Beauty, Truth, and Jony Ive | Daring Fireball

Accidental Tech Podcast

Posted in ひと, ポッドキャスト by shiro on 2013年3月16日

ATP

5: Negativity, Skepticism, and Doubt | Accidental Tech Podcast

Marco Arment と John Siracusa が本音で語るところがメチャおもしろい! John Gruber もベタ褒め・・・

Accidental Tech Podcast: Episode 5 | Daring Fireball

The Case for a True Mac Pro Successor

Posted in アップル by shiro on 2013年3月10日

lfa

Hypercritical: The Case for a True Mac Pro Successor | Marco.org

Mac Pro はいったいどうなる?

Until we get closure on this Mac Pro generation — discontinuation or an update — we won’t know why it’s been stagnating for so long. (Unless someone gets another email from Tim Cook.)

The Case for a True Mac Pro Successor | Hypercritical

The Mac Pro is Apple’s halo car. It’s a chance for Apple to make the fastest, most powerful computer it can, besting its own past efforts and the efforts of its competitors, year after year. This is Apple’s space program, its moonshot. It’s a venue for new technologies to be explored.

A Mac Pro Mini | Marco.org

It’s turning out to be even more brutal than I expected: Apple didn’t even bother with a Xeon E5 update. It looks like they’re accelerating the Mac Pro’s demise by neglect, not preparing for its recovery.

アップルは Copland の過ちを繰り返すか

Posted in アップル, イベント by shiro on 2011年6月13日

Copland 2010 revisited: Apple’s language and API future | Ars Technica
〈WWDC 2011 に対する John Siracusa の感想〉

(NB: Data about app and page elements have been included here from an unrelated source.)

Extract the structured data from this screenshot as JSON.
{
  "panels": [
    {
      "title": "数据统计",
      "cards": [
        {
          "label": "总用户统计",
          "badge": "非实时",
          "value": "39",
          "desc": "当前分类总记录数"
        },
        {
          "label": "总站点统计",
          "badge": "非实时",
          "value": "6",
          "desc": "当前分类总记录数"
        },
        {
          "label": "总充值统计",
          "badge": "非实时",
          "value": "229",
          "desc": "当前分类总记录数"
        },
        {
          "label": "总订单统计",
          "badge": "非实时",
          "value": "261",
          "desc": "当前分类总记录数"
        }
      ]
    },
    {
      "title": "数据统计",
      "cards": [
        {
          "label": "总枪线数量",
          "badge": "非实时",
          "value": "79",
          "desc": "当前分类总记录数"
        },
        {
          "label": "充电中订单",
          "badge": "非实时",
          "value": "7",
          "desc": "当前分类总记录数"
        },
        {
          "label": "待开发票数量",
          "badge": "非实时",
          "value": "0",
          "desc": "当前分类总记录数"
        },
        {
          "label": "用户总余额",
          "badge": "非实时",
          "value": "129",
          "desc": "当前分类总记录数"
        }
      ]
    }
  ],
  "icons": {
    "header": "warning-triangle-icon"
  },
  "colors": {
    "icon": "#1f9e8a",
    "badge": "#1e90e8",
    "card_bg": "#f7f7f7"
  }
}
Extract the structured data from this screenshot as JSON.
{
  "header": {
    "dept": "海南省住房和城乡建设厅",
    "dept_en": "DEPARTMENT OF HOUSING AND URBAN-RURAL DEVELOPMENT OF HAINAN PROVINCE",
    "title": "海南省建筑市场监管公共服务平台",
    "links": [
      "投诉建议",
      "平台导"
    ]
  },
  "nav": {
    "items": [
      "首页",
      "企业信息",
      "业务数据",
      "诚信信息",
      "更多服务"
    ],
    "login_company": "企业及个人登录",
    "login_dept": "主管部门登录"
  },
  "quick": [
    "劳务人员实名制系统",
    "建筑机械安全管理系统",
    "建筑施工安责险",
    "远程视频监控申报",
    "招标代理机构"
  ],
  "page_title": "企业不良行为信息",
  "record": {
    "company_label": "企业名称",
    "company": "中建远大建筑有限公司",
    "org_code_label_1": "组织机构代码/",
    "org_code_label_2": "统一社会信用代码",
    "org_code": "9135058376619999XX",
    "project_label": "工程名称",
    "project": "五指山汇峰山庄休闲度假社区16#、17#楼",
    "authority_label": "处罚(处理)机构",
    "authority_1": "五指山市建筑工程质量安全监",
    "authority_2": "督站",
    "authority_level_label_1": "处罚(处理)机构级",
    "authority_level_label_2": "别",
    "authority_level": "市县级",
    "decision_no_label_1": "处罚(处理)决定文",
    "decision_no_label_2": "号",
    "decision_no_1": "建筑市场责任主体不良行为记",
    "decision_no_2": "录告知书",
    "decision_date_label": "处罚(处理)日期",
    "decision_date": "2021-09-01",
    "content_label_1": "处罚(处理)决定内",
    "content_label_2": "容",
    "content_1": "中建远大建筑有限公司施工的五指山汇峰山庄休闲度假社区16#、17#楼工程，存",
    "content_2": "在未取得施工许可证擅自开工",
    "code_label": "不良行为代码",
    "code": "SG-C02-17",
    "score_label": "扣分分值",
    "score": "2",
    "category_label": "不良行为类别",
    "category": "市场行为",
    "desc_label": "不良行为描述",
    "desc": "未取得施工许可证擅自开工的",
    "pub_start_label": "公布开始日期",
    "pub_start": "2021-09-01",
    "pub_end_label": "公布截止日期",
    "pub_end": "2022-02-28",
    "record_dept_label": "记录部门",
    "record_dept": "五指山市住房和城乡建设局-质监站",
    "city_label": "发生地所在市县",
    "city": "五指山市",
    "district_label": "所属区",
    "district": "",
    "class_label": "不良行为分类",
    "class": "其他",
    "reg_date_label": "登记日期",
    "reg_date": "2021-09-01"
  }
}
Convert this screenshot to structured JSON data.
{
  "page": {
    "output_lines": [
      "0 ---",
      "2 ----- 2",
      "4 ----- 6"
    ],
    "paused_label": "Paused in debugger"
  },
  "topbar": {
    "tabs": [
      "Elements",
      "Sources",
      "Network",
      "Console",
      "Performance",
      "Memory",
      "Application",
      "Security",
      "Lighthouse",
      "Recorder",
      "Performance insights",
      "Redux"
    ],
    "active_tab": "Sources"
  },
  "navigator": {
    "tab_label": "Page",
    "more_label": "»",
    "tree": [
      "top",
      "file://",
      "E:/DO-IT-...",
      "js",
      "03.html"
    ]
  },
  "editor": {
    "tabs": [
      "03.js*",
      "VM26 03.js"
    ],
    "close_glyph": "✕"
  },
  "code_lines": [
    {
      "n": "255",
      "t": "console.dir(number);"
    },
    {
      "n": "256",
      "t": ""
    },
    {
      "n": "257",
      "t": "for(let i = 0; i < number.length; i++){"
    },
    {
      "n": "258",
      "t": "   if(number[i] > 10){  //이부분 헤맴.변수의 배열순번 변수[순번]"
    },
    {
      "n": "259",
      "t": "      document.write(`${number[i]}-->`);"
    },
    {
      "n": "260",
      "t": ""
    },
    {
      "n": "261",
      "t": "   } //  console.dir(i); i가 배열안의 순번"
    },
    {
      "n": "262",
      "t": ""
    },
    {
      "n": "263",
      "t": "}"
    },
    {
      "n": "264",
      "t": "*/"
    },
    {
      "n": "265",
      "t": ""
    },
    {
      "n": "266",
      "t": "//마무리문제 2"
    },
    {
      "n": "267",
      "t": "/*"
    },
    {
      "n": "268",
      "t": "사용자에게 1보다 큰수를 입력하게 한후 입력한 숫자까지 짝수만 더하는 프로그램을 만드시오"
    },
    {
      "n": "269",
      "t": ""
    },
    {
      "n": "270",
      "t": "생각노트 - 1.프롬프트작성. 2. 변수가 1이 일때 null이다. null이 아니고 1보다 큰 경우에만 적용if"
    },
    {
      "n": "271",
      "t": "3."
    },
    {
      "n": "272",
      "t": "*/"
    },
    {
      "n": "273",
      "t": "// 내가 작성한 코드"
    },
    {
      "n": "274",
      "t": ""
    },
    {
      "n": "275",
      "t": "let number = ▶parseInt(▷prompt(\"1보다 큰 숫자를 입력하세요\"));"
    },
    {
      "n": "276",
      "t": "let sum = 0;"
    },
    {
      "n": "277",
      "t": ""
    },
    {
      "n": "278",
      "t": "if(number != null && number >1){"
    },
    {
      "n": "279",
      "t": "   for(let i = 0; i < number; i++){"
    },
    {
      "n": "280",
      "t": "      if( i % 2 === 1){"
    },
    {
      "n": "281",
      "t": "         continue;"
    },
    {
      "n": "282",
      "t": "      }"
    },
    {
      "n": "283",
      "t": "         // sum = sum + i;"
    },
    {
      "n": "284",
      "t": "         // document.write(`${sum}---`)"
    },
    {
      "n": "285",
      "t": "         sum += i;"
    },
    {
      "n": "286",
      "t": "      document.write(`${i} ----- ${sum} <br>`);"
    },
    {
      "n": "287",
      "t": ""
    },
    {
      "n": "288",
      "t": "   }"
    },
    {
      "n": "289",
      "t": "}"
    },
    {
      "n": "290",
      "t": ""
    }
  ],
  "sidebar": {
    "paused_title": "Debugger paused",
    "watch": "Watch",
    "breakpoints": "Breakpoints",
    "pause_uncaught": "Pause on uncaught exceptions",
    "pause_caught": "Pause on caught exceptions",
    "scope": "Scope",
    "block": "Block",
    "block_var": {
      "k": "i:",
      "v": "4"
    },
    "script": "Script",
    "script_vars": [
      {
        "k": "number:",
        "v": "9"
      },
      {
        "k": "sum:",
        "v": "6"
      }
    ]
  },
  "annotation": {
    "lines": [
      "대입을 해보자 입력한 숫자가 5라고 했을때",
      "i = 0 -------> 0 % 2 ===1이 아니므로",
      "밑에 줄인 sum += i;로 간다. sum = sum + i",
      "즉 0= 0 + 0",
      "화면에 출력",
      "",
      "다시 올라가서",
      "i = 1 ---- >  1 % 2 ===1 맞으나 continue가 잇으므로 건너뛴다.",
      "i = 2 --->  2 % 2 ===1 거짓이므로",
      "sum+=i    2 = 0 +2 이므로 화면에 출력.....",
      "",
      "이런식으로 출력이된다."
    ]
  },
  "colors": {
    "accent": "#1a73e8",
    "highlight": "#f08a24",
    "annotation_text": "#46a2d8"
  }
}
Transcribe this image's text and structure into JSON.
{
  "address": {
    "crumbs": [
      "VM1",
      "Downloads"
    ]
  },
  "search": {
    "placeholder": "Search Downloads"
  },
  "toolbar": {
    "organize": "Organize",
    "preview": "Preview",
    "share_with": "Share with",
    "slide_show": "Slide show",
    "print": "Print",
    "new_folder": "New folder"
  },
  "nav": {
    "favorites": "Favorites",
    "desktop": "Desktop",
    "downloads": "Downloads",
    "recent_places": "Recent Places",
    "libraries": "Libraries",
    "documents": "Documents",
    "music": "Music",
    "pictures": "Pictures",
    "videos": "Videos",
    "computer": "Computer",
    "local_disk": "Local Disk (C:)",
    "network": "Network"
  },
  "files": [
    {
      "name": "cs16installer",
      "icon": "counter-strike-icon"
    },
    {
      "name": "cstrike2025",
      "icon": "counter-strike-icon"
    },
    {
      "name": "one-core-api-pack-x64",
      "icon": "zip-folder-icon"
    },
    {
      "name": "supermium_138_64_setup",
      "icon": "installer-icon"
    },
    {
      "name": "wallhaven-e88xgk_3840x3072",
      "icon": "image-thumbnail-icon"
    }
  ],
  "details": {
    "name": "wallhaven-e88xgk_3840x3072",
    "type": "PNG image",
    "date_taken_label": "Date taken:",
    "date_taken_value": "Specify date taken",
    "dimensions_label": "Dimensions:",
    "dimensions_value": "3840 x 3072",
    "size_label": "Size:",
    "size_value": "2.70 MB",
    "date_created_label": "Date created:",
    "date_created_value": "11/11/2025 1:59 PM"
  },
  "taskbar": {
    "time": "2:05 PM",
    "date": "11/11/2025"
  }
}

Despite the lack of a 2010 crisis, Apple will eventually need to address this issue. The reason I was thinking about it five years ago is the same reason I’m even more concerned about it now: development platforms are hard to change. First there are the technical issues of selecting or developing a new language and creating a new API for it. Great APIs take years to develop and mature. Just look at Cocoa for a good example

The largest single collection of people who know and love Objective-C and Cocoa is at Apple, and these same people are perhaps not the most likely to aggressively push for a new language and API. Add to that Apple’s tendency—as evidenced by its App Store policies—to charge ahead with what it believes is the best course of action, despite outside opinions to the contrary, and you have some strong forces pushing Apple away from thinking seriously about this issue.

Apple can’t use another platform vendor’s API without ceding control of its destiny to an outside entity. Apple would also probably prefer not to hitch its star to a programming language predominantly driven, if not outright controlled, by a competitor. That leaves two options: either do it all in-house or find a “vendorless” solution not controlled by any single party.

The use of web technologies neatly solves many of Apple’s potential problems. Instead of having to come up with a world-beating language and API on its own, Apple’s got the entire industry working towards a solution on its behalf. The web is not controlled by any single competitor, and Apple arguably exerts as much influence on it as any other technology company.

Unfortunately, that means it’s not controlled by Apple, either. Furthermore, web technologies have a long, long way to go to catch up with the state of the art in traditional GUI application development environments. Most experienced Cocoa developers are very aware of this, and view any alternative based on web technologies with…some trepidation, let’s say.

Finally, I have to admit that I also just love a good mystery. Five years ago, I had no idea what Apple’s future language and API plans were, and today I still don’t. In a world where almost all of our longstanding fantasies have now actually come true—we’ve got our new OS, our Apple phone, our mythical tablet—the language/API successor question stubbornly remains. I’ve wisely chosen not to put a new deadline year in the title this time around, but rest assured, I’ll be watching and waiting. I just hope I’m not the only one.

モバイルマーケットで iPhone が Android フォンに負けないためには・・・

Posted in スマートフォン, iPhone by shiro on 2010年8月12日

iPhones-Assaulting-Deathstar.jpg

Ars Technica: “Can you buy me now? Apple and the war for the mobile market” by John Siracusa: 05? August 2010

The only way for Apple to eliminate the distribution and marketing advantage currently enjoyed by Android is to make sure that everywhere an Android phone is for sale, there’s an iPhone sitting right next to it that will work on the same network.